Buying a rabbit?
Rabbits are everywhere. Don’t worry, I don’t mean that literally; they aren’t taking over the world and destroying everything that is pure and good. What I mean is all across the world rabbits play a part in our cultures and in folk law, but more importantly they make good pets.
I mean who hasn’t heard of Bugs Bunny? Not that he is my favourite rabbit. Well if you are asking, my favourite rabbit is Beatrix Potter’s Peter Rabbit, but anyway I am digressing.
Across the globe rabbits are seen as a representation of fertility or rebirth, look at the Easter bunny for example. He is a good rabbit and most probably my second favourite. They have long been associated with spring and they really do make lovely pets.

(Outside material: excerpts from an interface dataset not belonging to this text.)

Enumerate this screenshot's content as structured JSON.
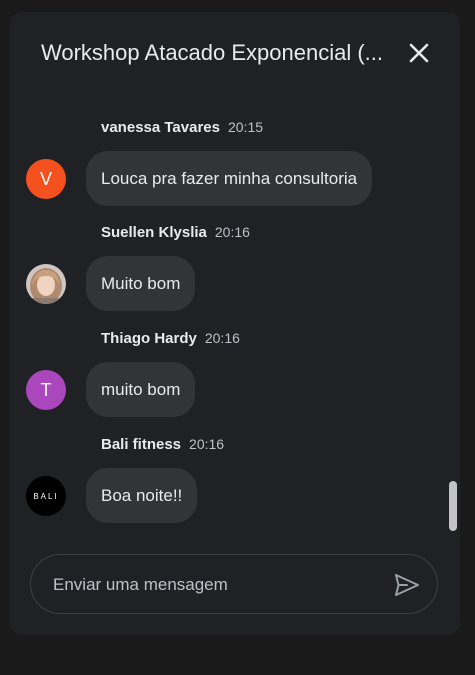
{
  "header": {
    "title": "Workshop Atacado Exponencial (...",
    "close_icon": "close-icon"
  },
  "messages": [
    {
      "author": "vanessa Tavares",
      "time": "20:15",
      "text": "Louca pra fazer minha consultoria",
      "avatar_letter": "V",
      "avatar_color": "#f4511e"
    },
    {
      "author": "Suellen Klyslia",
      "time": "20:16",
      "text": "Muito bom",
      "avatar_letter": "",
      "avatar_color": "#d9b8a3"
    },
    {
      "author": "Thiago Hardy",
      "time": "20:16",
      "text": "muito bom",
      "avatar_letter": "T",
      "avatar_color": "#ab47bc"
    },
    {
      "author": "Bali fitness",
      "time": "20:16",
      "text": "Boa noite!!",
      "avatar_letter": "BALI",
      "avatar_color": "#000000"
    }
  ],
  "composer": {
    "placeholder": "Enviar uma mensagem",
    "value": "",
    "send_icon": "send-icon"
  },
  "colors": {
    "background": "#1a1a1b",
    "panel": "#202124",
    "bubble": "#333437",
    "text": "#e8eaed"
  }
}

If you are looking to purchase a new pet to keep you company, or you want a new member of the family look no further; the rabbit is great.
Rabbits, or Leporidae if you will, make loveable pets and they are easy to look after, cheap to feed and can be very fun to play with. If you are thinking of acquiring a rabbit or (if you are a child) a ‘bunny’ then you must first think about getting a hutch.
Rabbit hutches can be kept indoors or out and tend to require a few separate compartments so to bring a bit of variety to your furry friend’s life. Could you imagine spending most of your life living in one room? No, I thought not.
My friend Martin was stupid enough to lock himself in his own bedroom once. He spent three days in there drinking only condensation. So think twice before you confine your rabbit to a small living space because Martin was not a happy bunny (no pun intended).
You should also allow them somewhere to run around and get some exercise, preferably outdoors so they can get some fresh air. Be wary of local cats and foxes though, because what you see as a lovable furry pet, they see as a tasty treat ready for the taking.
If you have small children then rabbits may not be the best idea as young children can be a bit too loud and boisterous around them. You don’t want to stress your pet out too much, so if you do have small children then teach them to be calm and friendly with their new pet and to be gentle with them.
In terms of food, rabbits eat mainly grass. Which is handy, as grass is pretty easy to get hold of. Let them loose in your garden and they will munch away happily on your lawn. They can also be given specific pellets or, as a treat, you can give them a small selection of fresh vegetables. Yum.
One last thing to remember before you head out to buy yourself a rabbit is that you have to be responsible. You have to remember to clean out their hutch, keep their food supply topped up and always make sure that they have enough fresh water. So good luck and enjoy your rabbit but more importantly make sure your rabbit enjoys you!
fluffy double lionhead lop rabbit is loo...
0-8 weeks, sooty fawn dutch split, blue ey...
dwarf baby rabbits, £15.00, Chesterfield,...
Tan, Female rabbit, lovely temper, free to a...
Female, 3-6 months, Tortoiseshell,...
& Female, 1-3 months, mixed, lionhead cross mini...
They are only a few days old so won't be r...
0-8 weeks, Harlequins, Orange , Magpies, Choco...
mixed colours mixed breeds free 2kg bag of f...
Small White short ear Rabbit.Free to loving...